Soap Box Opera. That’s just the way it is right now. The soap opera of life goes on. So, what can you do to balance the scales? [There are key insights in the quirkyhealthtips.com “Mind & Spirit” section!]
Vacay To The Rescue.
Well, one idea, in case you haven’t thought of it, is to take a vacation. Unwind. Examine and refine your life—away from an internet connection. Delete what steals your joy. Have some fun. Come alive!
If you are concerned about your level of stress, inflammation, and health; now is the best time to take action. “Okay!” you say.
Then practicality sets in. It’s a cardinal virtue to be practical, right? So what do you do? Do you spend some money on yourself? Do you feel that’s being selfish?
Do you fund that overpriced insurance policy instead? Contribute more to the college fund for the kids? Hire a K-Pop band to play your daughter’s bat mitzvah? Buy the baby an iPhone/Android?
Maybe you pay an expensive CPA to do your taxes so the IRS won’t freeze your bank account and take your mother’s furniture. What if you’re the only one who can’t make any sense out of a million-page tax code of double talk and convoluted loopholes?
Women and Stress: Vacation is A Health Priority.
It’s a matter of priorities. In some countries, a month’s paid vacation every year is mandatory. In the European Union, 20 days is the minimum. One to six months of paid maternity leave for all parents is compulsory in many countries. Science says that it’s better for the baby.
WASP Work Ethic.
In the USA, many people feel such behaviors are lazy and for free-loaders. That’s the problem. They’re not. They are essential to health, wellbeing, and productivity for yourself and others.
If you plan a vacation every six months and put it on your calendar, chances are fair-to-midland that you’ll attend. You know that you are worth it. After all, everyone depends on you!
In the meantime, Science suggests that reading a book for fun can get your mind off of worries and have a positive impact on stress. A self-designed spa session in your bathtub can help you disengage from the blathering media’s preoccupation with death and injustice.
Hans Selye, the researcher who studied the effects of stress on the body and mind, gave us hope and fair warning: “Stress is not necessarily something bad. It all depends on how you take it. The stress of exhilarating, creative successful work is beneficial, while that of failure, humiliation, or infection is detrimental”.
There’s a half-price ticket to somewhere. If air travel is too stressful with scanners and cavity searches, there’s a hiking trail somewhere within biking/driving distance.
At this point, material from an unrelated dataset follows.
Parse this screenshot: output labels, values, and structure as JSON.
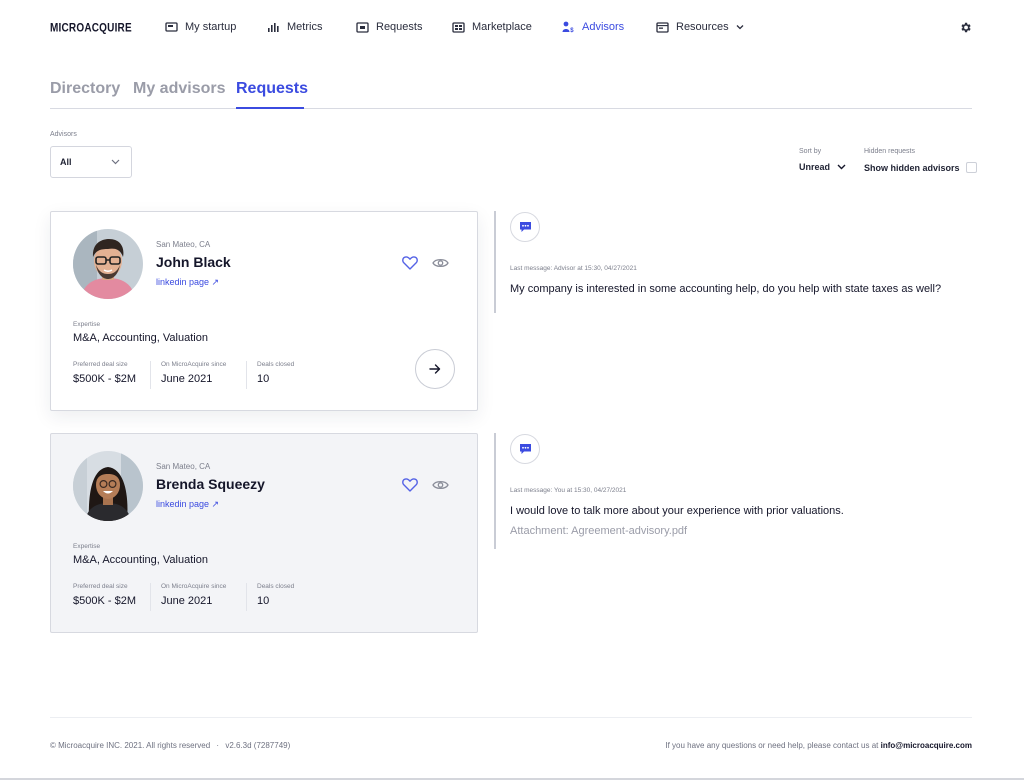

After all, you must FIRST take care of yourself to be most effective at helping others.
By WellnessWiz Jack
P.S. What’s good for the goose is good for the gander.
 “Stress in America.” American Psychological Association. 15 Feb 2017.
 Kaliman, Perla; et al. “Rapid changes in histone deacetylases and inflammatory gene expression in expert meditators.” Psychoneuroendocrinology. Feb. 2014. http://www.psyneuen-journal.com/article/S0306-4530(13)00407-1/abstract.
 Purcell, Rainie, Email and the Internet Are the Dominant Technological Tools in American Workplace, Pew Research Center, 30 Dec, 2014
 Holman, E. Alison; et al. “Media’s role in broadcasting acute stress following the Boston Marathon bombings.” PNAS. 7 Jan 2014. https://www.ncbi.nlm.nih.gov/pmc/articles/PMC3890785/.
 Journal Proceedings of the National Academy of Sciences, Jan, 2012.